There are over 5000 species of wasps/hornets, but they basically fit into two categories, solitary and social.
SOLITARY WASPS make small nests with exposed (uncovered) combs. There may be up to 10 or 20 wasps in the nest, but they are not related – consider them roommates. Wasps can start a nest anytime between April and October, and they tend to congregate under eaves, behind shutters, under decks, or any sheltered area.
These nests can be easily knocked down.
SOCIAL WASPS, such as bald-faced hornets, make large paper nests with hundreds of workers in them. Social wasps will defend their homes vigorously should they be disturbed. They can be very aggressive. Social wasps will make a nest hanging from a tree, attached to a house, in an old animal burrow in the ground or inside an exterior wall in your home.
It is VERY IMPORTANT not to treat social wasps that have made a nest inside a wall using wasp freeze or an aerosol. This will flush the nest into the home. It is also irreversible. Once this happens the only thing you can do is seal areas where they are gaining entry inside such as recessed lights. Make sure you remove the bulb to prevent a fire.
These nests should always be dealt with by a professional like Amtech – so call as soon as you see the nest forming!
SOLUTION: We use a product that has no flushing effect. We treat the entire nest, which then must stay in place for at least 24 hours. The product will kill whatever wasps are in the nest, but the workers out looking for food, need to come back to the nest to be affected. Taking the nest down too soon will leave live angry wasps with no place to go. CALL us!
Ground bees are beneficial insects that perform an important role as pollinators. Ground bees are solitary bees. Females will build a nest in dry soil and mound it around the entrance. She then fills the hole with pollen and nectar for her offspring. One female bee is responsible for the maintenance of her own burrow. Males fly over burrows patrolling for potential mates.

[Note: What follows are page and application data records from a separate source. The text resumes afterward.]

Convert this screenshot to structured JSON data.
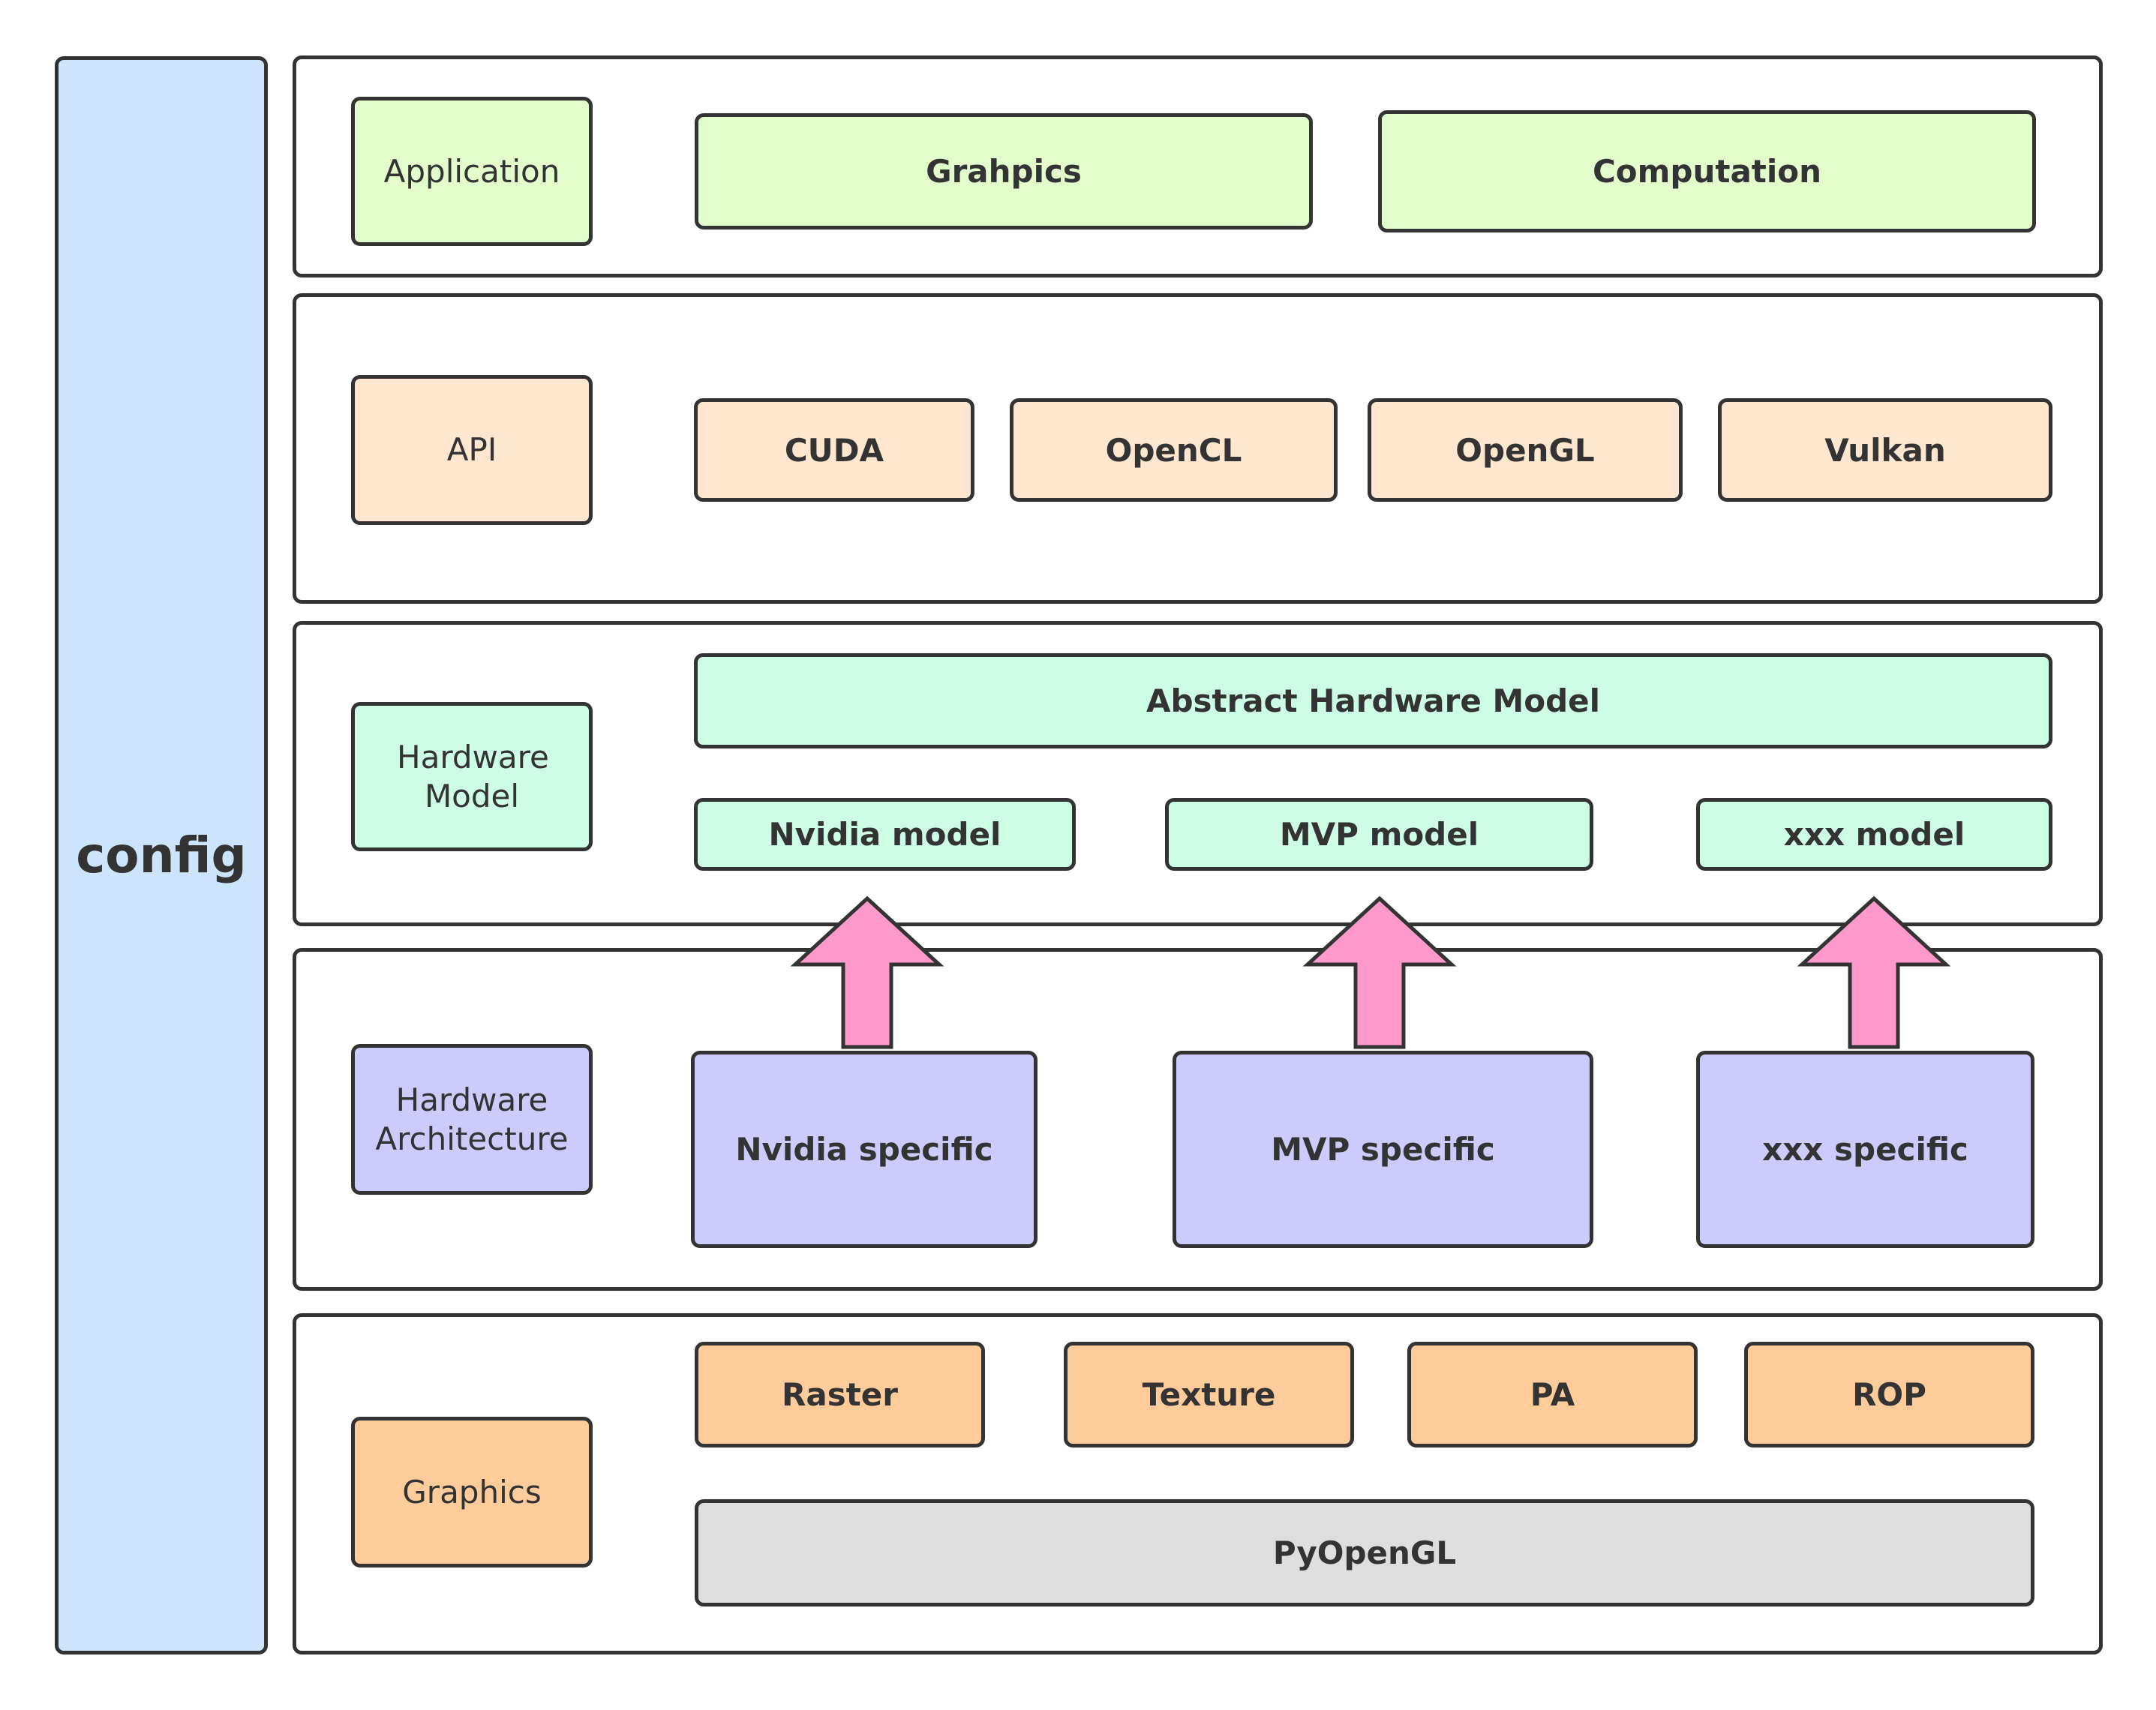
{
  "colors": {
    "border": "#333333",
    "config": "#cce5fd",
    "application": "#e3fccc",
    "api": "#fee6cf",
    "hardware_model": "#cdfde5",
    "hardware_architecture": "#cccbfb",
    "graphics": "#fecc9a",
    "pyopengl": "#dedede",
    "arrow": "#fd9acb"
  },
  "config": {
    "label": "config"
  },
  "layers": {
    "application": {
      "label": "Application",
      "items": [
        "Grahpics",
        "Computation"
      ]
    },
    "api": {
      "label": "API",
      "items": [
        "CUDA",
        "OpenCL",
        "OpenGL",
        "Vulkan"
      ]
    },
    "hardware_model": {
      "label": "Hardware Model",
      "abstract": "Abstract Hardware Model",
      "items": [
        "Nvidia model",
        "MVP model",
        "xxx model"
      ]
    },
    "hardware_architecture": {
      "label": "Hardware Architecture",
      "items": [
        "Nvidia specific",
        "MVP specific",
        "xxx specific"
      ]
    },
    "graphics": {
      "label": "Graphics",
      "items": [
        "Raster",
        "Texture",
        "PA",
        "ROP"
      ],
      "base": "PyOpenGL"
    }
  },
  "arrows": [
    {
      "from": "Nvidia specific",
      "to": "Nvidia model",
      "direction": "up"
    },
    {
      "from": "MVP specific",
      "to": "MVP model",
      "direction": "up"
    },
    {
      "from": "xxx specific",
      "to": "xxx model",
      "direction": "up"
    }
  ]
}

SOLUTION: Unless you have a family member that is allergic to bee venom it is best to leave them alone. Pesticide application is not recommended for ground bees. They are beneficial pollinators, they are not aggressive, and their nesting behavior is short-lived and limited to spring. The best and least toxic method to control ground bees is to begin watering the area with a full inch of water weekly. As ground bees prefer dry soil, water will make the area less desirable. In gardens, a thick layer of mulch will discourage nesting.
Carpenter Bees look very similar to Bumble Bees. The difference is that Carpenter Bees have a fuzzy thorax and black hairless abdomen, while the Bumble Bee has a fuzzy abdomen and thorax. Carpenter Bees make perfectly round 3/8” holes in wood. They like the seasoned wood on decks, soffits and the fascia boards on your house. They drill straight in, then tunnel left or right, placing the queen at the very end of the tunnel. There may be a greenish drip on the siding, showing where a hole may be under the fascia board.
Carpenter Bees are more likely to dive bomb anyone near their nests than to sting.
SOLUTION: A fresh coat of paint or stain will help deter Carpenter Bees, but there is no real preventative. In order to treat them, they have to have already drilled holes. The treatment is labor intensive as the powder has to be injected into each individual hole which will eventually clog their breathing and result in death.
Click picture for a video of a Carpenter Bee at work.
Honey bees are protected so cannot be treated with a pesticide.
SOLUTION: A certified bee keeper is called in to remove the nest and relocate it.
Contact Amtech for your bee, hornet, and yellow jacket nests! 203-297-9961